=== EXERCISE PROMPT ===
From the records below, copy each line in which the string "Branded" occurs.
......
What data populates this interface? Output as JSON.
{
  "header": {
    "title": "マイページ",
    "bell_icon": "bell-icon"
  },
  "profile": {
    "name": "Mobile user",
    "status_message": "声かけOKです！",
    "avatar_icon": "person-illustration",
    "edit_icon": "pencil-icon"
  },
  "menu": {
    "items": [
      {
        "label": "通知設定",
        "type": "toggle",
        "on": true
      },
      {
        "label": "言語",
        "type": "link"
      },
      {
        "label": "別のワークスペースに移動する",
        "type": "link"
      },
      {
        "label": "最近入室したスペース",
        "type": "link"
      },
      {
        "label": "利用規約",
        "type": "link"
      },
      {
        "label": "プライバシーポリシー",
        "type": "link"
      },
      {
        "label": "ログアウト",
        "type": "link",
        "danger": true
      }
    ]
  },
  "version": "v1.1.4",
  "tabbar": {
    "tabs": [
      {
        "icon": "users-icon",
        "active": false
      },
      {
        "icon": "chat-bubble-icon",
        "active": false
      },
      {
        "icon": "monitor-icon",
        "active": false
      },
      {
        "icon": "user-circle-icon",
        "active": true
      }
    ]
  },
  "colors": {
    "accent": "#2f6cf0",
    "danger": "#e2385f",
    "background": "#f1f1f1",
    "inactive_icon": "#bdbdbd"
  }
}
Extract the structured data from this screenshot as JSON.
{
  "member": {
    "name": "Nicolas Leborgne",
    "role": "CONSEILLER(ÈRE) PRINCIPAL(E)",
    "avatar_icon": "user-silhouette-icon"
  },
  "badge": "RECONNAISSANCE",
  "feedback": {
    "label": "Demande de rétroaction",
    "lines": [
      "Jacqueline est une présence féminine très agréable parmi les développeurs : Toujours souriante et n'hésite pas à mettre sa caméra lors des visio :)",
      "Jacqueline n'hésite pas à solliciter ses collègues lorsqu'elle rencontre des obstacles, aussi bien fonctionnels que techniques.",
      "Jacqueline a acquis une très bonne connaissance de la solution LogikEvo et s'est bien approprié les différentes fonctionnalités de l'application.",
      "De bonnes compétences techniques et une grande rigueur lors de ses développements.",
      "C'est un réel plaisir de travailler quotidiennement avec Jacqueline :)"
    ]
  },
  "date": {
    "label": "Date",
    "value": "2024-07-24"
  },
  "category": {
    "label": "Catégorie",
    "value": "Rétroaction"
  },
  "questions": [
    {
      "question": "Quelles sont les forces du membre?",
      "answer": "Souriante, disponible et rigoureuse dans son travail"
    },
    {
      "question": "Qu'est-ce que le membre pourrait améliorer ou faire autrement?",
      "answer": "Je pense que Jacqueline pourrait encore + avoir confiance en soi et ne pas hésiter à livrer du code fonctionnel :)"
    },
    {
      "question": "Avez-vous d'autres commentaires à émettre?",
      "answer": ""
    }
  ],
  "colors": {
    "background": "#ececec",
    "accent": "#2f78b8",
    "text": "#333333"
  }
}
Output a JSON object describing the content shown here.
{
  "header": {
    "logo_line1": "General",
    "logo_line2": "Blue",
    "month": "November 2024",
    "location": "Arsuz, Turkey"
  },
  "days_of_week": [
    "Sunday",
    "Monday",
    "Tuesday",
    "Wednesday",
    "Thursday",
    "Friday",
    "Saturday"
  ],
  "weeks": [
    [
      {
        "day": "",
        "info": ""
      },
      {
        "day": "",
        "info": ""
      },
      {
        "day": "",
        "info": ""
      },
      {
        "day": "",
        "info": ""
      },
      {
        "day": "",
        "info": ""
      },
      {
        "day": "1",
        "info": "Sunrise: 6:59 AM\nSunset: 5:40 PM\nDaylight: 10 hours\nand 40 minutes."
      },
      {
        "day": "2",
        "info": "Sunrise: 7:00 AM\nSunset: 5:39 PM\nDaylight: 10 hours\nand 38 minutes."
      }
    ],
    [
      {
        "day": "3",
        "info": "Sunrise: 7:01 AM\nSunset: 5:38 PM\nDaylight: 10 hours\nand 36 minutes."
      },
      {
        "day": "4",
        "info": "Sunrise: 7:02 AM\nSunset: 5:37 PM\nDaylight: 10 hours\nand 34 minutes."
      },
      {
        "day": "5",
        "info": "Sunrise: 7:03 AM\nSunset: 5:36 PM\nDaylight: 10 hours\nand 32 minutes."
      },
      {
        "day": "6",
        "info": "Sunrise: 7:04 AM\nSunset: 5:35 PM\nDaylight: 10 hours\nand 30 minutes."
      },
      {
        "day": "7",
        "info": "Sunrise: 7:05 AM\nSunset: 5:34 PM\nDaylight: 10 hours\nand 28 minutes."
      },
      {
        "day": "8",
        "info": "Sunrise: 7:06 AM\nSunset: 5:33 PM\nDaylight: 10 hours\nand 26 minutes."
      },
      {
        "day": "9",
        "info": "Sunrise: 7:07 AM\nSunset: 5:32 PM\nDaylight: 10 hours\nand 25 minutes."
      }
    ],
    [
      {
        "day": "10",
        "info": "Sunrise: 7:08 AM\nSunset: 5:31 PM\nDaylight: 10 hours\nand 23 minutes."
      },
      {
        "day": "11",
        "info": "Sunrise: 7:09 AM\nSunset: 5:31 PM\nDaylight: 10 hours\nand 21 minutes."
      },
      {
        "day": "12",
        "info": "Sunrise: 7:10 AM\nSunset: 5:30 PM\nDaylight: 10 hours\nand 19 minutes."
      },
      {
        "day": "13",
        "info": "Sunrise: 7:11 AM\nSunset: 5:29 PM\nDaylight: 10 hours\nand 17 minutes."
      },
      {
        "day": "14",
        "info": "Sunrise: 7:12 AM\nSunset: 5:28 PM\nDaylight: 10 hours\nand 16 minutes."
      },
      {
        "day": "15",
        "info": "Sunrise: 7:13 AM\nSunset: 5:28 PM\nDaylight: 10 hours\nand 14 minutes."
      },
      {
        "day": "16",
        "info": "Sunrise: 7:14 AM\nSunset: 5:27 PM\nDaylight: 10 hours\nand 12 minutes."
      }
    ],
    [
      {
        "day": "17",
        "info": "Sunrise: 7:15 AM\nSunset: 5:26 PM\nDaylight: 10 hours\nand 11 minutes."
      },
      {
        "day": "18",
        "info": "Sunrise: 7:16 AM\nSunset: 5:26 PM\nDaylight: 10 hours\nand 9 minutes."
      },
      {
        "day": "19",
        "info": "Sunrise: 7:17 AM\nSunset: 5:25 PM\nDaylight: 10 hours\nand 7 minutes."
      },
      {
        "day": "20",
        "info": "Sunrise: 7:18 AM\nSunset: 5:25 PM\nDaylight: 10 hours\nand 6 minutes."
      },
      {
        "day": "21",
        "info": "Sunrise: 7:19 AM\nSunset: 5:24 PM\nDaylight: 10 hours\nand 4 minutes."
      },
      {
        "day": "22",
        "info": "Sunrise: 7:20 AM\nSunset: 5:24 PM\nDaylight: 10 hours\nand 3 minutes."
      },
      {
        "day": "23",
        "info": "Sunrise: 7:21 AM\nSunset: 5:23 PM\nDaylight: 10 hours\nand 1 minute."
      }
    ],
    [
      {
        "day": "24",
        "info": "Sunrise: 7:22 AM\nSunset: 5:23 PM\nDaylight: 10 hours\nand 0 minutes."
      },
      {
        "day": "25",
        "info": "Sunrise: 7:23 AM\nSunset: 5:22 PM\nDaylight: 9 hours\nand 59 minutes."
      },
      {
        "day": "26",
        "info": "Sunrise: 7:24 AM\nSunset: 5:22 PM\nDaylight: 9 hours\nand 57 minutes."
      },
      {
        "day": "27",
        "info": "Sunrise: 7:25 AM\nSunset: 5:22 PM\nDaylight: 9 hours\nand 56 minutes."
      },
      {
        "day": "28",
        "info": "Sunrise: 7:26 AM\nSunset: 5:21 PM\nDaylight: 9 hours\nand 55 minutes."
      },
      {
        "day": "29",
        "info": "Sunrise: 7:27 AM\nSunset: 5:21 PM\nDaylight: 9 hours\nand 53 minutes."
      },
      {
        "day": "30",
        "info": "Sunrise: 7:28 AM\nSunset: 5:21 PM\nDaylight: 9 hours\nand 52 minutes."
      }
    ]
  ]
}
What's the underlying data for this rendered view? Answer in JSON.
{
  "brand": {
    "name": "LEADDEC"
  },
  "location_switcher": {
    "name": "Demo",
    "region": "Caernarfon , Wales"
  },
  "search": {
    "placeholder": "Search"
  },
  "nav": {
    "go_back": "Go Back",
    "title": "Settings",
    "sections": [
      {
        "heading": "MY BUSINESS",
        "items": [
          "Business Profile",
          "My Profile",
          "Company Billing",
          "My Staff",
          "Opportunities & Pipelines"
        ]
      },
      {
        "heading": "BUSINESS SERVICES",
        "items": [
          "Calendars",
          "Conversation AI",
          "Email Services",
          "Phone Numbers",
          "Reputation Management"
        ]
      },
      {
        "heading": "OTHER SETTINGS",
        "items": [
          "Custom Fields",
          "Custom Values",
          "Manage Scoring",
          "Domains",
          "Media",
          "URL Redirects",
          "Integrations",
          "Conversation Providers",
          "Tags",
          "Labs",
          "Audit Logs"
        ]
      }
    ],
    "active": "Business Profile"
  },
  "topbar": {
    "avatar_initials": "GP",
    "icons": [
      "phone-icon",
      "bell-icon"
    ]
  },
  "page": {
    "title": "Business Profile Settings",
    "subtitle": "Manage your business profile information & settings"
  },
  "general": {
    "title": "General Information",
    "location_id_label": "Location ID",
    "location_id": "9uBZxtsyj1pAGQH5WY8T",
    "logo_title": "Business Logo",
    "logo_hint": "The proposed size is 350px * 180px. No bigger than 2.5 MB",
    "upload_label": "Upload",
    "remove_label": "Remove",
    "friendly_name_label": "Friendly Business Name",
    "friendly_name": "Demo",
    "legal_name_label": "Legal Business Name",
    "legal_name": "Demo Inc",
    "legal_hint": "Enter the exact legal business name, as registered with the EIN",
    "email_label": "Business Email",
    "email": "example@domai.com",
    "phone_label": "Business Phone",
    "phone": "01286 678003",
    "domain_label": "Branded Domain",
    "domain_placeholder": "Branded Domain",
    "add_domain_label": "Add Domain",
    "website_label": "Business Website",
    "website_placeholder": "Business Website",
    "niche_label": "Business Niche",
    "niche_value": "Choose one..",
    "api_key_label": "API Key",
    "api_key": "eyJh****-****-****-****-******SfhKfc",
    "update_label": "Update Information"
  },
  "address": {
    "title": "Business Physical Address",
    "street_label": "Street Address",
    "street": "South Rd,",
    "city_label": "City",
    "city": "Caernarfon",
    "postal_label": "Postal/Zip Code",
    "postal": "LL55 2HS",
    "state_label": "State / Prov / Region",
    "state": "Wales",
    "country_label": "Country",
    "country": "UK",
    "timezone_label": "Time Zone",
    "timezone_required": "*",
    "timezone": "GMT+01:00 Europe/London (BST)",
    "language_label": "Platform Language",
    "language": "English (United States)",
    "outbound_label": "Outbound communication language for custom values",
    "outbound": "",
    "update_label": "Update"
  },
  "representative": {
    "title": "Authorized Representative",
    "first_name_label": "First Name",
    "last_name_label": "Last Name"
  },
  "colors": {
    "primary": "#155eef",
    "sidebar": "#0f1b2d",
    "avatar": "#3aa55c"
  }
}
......
=== WRITTEN SOLUTION ===
    "domain_label": "Branded Domain",
    "domain_placeholder": "Branded Domain",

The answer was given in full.